Full text for this resource is not available from the Research Repository.

Grace, Marty (2006) A 21st Century Feminist Agenda for Valuing Care-Work. Journal of the Association for Research on Mothering, 8 (1 - 2). pp. 311-322. ISSN 1488-0989

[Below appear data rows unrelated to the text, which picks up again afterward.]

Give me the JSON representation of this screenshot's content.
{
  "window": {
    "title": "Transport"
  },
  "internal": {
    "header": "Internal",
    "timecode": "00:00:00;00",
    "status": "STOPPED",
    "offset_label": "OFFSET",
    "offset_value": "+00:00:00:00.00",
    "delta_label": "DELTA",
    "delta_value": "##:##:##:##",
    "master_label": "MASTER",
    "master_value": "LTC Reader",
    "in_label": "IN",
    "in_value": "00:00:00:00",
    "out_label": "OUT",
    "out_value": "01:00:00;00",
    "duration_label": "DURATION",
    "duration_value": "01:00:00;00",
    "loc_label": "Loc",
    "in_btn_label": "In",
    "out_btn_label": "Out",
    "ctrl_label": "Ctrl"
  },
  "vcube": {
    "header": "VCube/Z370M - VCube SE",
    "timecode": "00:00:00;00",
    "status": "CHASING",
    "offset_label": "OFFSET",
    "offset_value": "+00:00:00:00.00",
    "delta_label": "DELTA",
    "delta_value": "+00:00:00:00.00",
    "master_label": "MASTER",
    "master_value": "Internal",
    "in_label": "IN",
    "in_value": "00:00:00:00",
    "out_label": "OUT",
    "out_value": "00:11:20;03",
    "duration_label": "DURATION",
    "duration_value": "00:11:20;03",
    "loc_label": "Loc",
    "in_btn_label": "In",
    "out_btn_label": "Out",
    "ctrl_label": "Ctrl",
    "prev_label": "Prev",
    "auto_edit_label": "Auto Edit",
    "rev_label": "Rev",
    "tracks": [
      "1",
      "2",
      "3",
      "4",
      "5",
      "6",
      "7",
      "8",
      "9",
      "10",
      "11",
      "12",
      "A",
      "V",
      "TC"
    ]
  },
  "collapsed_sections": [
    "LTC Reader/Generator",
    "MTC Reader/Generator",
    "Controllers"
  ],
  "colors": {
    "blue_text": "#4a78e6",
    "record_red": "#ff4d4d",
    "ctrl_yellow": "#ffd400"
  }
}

Feminism has a long history of fighting for economic independence for women. First-wave Australian feminists sought motherhood endowment on the basis of women's difference from men, but gained child endowment. Second wave feminists emphasised equality rather than difference, and made enormous gains in women's access to labour markets. However the goal of economic independence remains elusive, especially for women who become mothers. This article explores the links between contemporary concerns with valuing care-work, "balancing" work and family responsibilities, and economic independence for mothers. It discusses what would be distinctive about a third wave feminist agenda for change, taking account of our experiences of the gains of earlier changes, and the early twenty-first century socio-political context. A proposed third wave agenda would incorporate the unfinished business of second wave feminism including high quality accessible afordable childcare, gender equity and paid parental leave, as well as a system of payments to parents that would value care-work as well as facilitating and rewarding labour market earning. It would include equity between parents and non-parents as well as gender equity, and would respond to the diverse aspirations and desires of contemporary women.

Item type Article
URI https://vuir.vu.edu.au/id/eprint/1864
Subjects Historical > RFCD Classification > 360000 Policy and Political Science
Historical > RFCD Classification > 370000 Studies in Human Society
Historical > FOR Classification > 1607 Social Work
Historical > Faculty/School/Research Centre/Department > School of Social Sciences and Psychology
Keywords ResPubID11295, Australian feminisim, economic independence, care-work, childcare, paid parental leave
Download/View statistics View download statistics for this item

Search Google Scholar

Repository staff login